Transitioning to a new career can be challenging if you don't know what steps to take before you make an irreversible decision. As technologies advance and companies adjust their strategy, more than ever it is important for you to grow your skills, build on what you have, and take calculated risks to propel your career forward. To remain relevant in the coming years, you must be strategic about the direction you are heading and the skills you are acquiring. Contrary to what some might believe, completing a degree or certification is not the end but actually the beginning of next steps. The goal is to stay ahead of the curve to give yourself choices, and when it comes to a new career, being proactive and thoughtful can make for a seamless transition.
If you have decided that a career transition is definitely what you need, then don't make these 4 mistakes:
Mistake #1 - Not evaluating your current role to identify your transferable skills. Talk with a mentor or career coach and outline your current skills that will transfer into the new role, possibly giving you competitive advantage. People often mistake the tasks they perform as their skills and miss the opportunity to showcase all that they can bring to their new career.
Mistake #2 - Not taking the necessary time to research and plan for the change. In addition to the role and salary, you should list other considerations before making provisions to changeover. The barrier to entry can be a huge factor for not making a successful transition. From qualifications, licenses, continuing education, and other requirements to sustain should be understood before you invest your time and energy.
Mistake #3 - Not understanding if your new career will actually give you the lifestyle you desire. This point is integral to a successful transition and requires answering the hard questions to uncover any conflicts. Depending on the job requirements, the level of effort to maintain satisfactory performance may not be feasible as you grow older. You may not mind the late phone calls and overtime hours when you are at the beginning stages of your career. As you start to build a personal life with a spouse, kids, etc., having flexibility or an adequate salary for a quality life becomes the real problem later most don't plan for.

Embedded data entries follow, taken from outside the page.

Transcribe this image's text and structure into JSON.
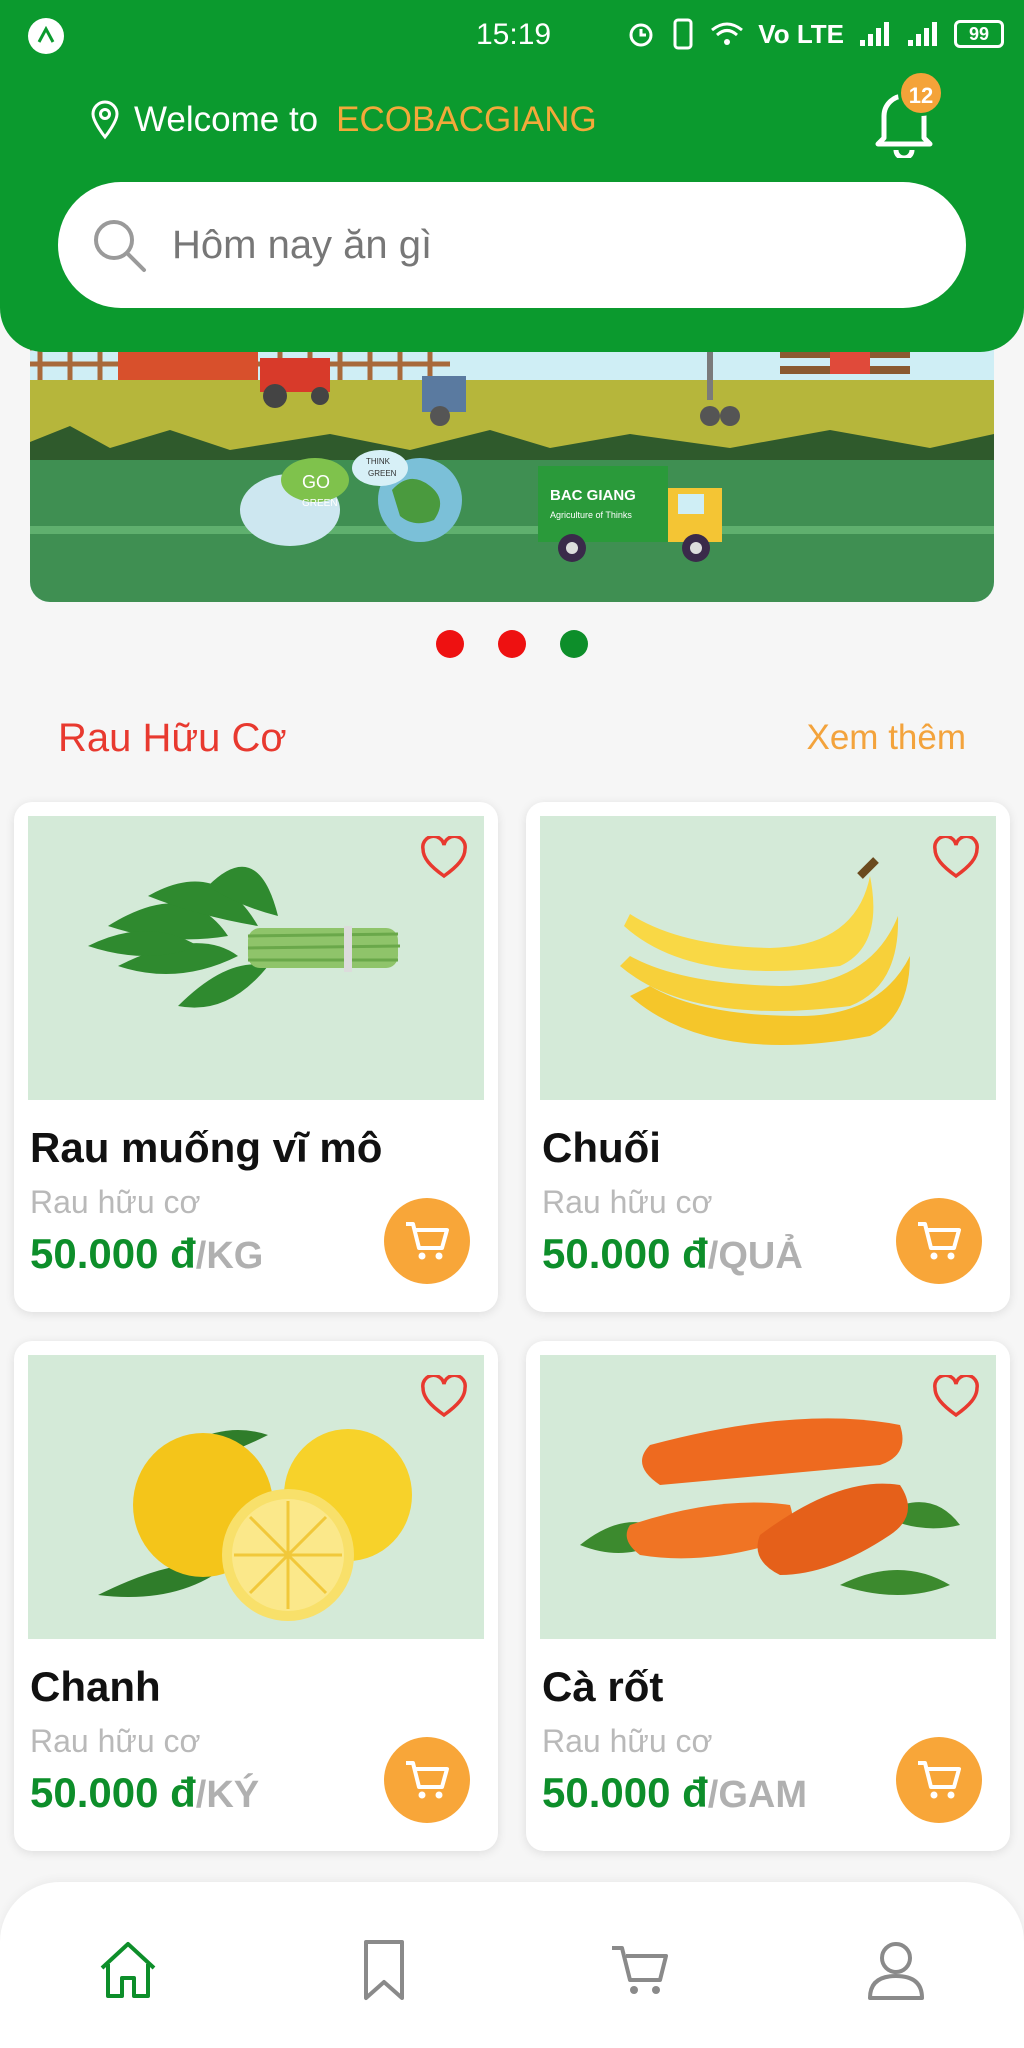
{
  "status_bar": {
    "time": "15:19",
    "network": "Vo LTE",
    "battery": "99"
  },
  "header": {
    "welcome_text": "Welcome to",
    "brand": "ECOBACGIANG",
    "notification_count": "12"
  },
  "search": {
    "placeholder": "Hôm nay ăn gì"
  },
  "banner": {
    "truck_title": "BAC GIANG",
    "truck_subtitle": "Agriculture of Thinks",
    "sign_go": "GO",
    "sign_green": "GREEN",
    "sign_think": "THINK",
    "sign_green2": "GREEN",
    "dots": [
      {
        "color": "#ee1111",
        "active": false
      },
      {
        "color": "#ee1111",
        "active": false
      },
      {
        "color": "#0d8e2a",
        "active": true
      }
    ]
  },
  "section": {
    "title": "Rau Hữu Cơ",
    "see_more": "Xem thêm"
  },
  "products": [
    {
      "name": "Rau muống vĩ mô",
      "category": "Rau hữu cơ",
      "price": "50.000 đ",
      "unit": "/KG",
      "image": "water-spinach"
    },
    {
      "name": "Chuối",
      "category": "Rau hữu cơ",
      "price": "50.000 đ",
      "unit": "/QUẢ",
      "image": "banana"
    },
    {
      "name": "Chanh",
      "category": "Rau hữu cơ",
      "price": "50.000 đ",
      "unit": "/KÝ",
      "image": "lemon"
    },
    {
      "name": "Cà rốt",
      "category": "Rau hữu cơ",
      "price": "50.000 đ",
      "unit": "/GAM",
      "image": "carrot"
    }
  ],
  "nav": {
    "items": [
      {
        "name": "home",
        "active": true
      },
      {
        "name": "bookmark",
        "active": false
      },
      {
        "name": "cart",
        "active": false
      },
      {
        "name": "profile",
        "active": false
      }
    ]
  },
  "colors": {
    "primary_green": "#0b9a2e",
    "accent_orange": "#f4a339",
    "section_red": "#e8392f"
  }
}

Mistake #4 - Not reviewing the impact the decision could have on other aspects of your life. Don't assume those close to you can support you in your mission. Be clear and forthcoming about how any modification can alter what everyone is used to. Schedule changes, travel requirements, salary adjustments, benefit options (or the lack of), etc. can impact your personal life if you have not planned to accommodate these differences. Your line of questioning should uncover any potential surprises as you explore your new career.
Key Questions To A Successful Career Transition
If you are planning for a career change, here are suggestions to help you take the best approach possible.
- What will it take to accomplish your goal?
Assess where you are and where you want to be. Be realistic about what you can take on while you work towards your new career. Answer the hard questions now so you can make the right decisions for your career path.
- How long will it take to make the transition? Plot a timeline and forecast how long it will take to move into your new career. Understanding whether the time frame is months or years will put in perspective what you may be faced with. If your career survival is dependent upon this change, knowing the risks and incremental steps to move forward may help in closing the gap.
- Who can give you a real job preview to help you determine if this is what you really want? Find a job description that fits the role of interest. Review the responsibilities and qualifications with those who can help you understand the pros and cons of the role. This is where your network can provide valuable insight and access to those who can help.
- How can you acquire the necessary skills to be a viable candidate? In addition to traditional institutions, assess low cost options for developing your skills such as online courses or volunteering with a non-profit organization. If your job does not allow you to utilize the skills you need to develop, find opportunities for practical application. If possible, start now adding relevant experiences. You don't get what you don't ask for, so talk with your manager about stretch assignments that can aid in your development. If this is not an option, then create your opportunity by taking on side projects to demonstrate your talents and capabilities.
- What support will you need to stay engaged and encouraged? Find or create a collaboration group to share and learn ways to build your knowledge base. Join professional organizations and attend industry conferences to add connections in the field you are targeting. Enhance your brand online and engage with others who have like interests.
These tips will get you started on your way to your new career. Depending on the industry you are in and the one you are targeting, the barrier to entry can be easy or difficult. The most important aspect of transitioning into a new career is "learning what you don't know" and you can avoid this pitfall by talking often with those in the industry and in the role.
Have you made a career change? If so, what tips or suggestions do you have to add? Please share what you have learned through your process, I would love to hear your thoughts.
Stacey Rivers is a professional, mom, wife, and the author of the book "50 Essential Tips to Getting & Keeping The 'Right' Job". For more on career management, check out the Career Mom Bluprint Magazine or StaceyRivers.com.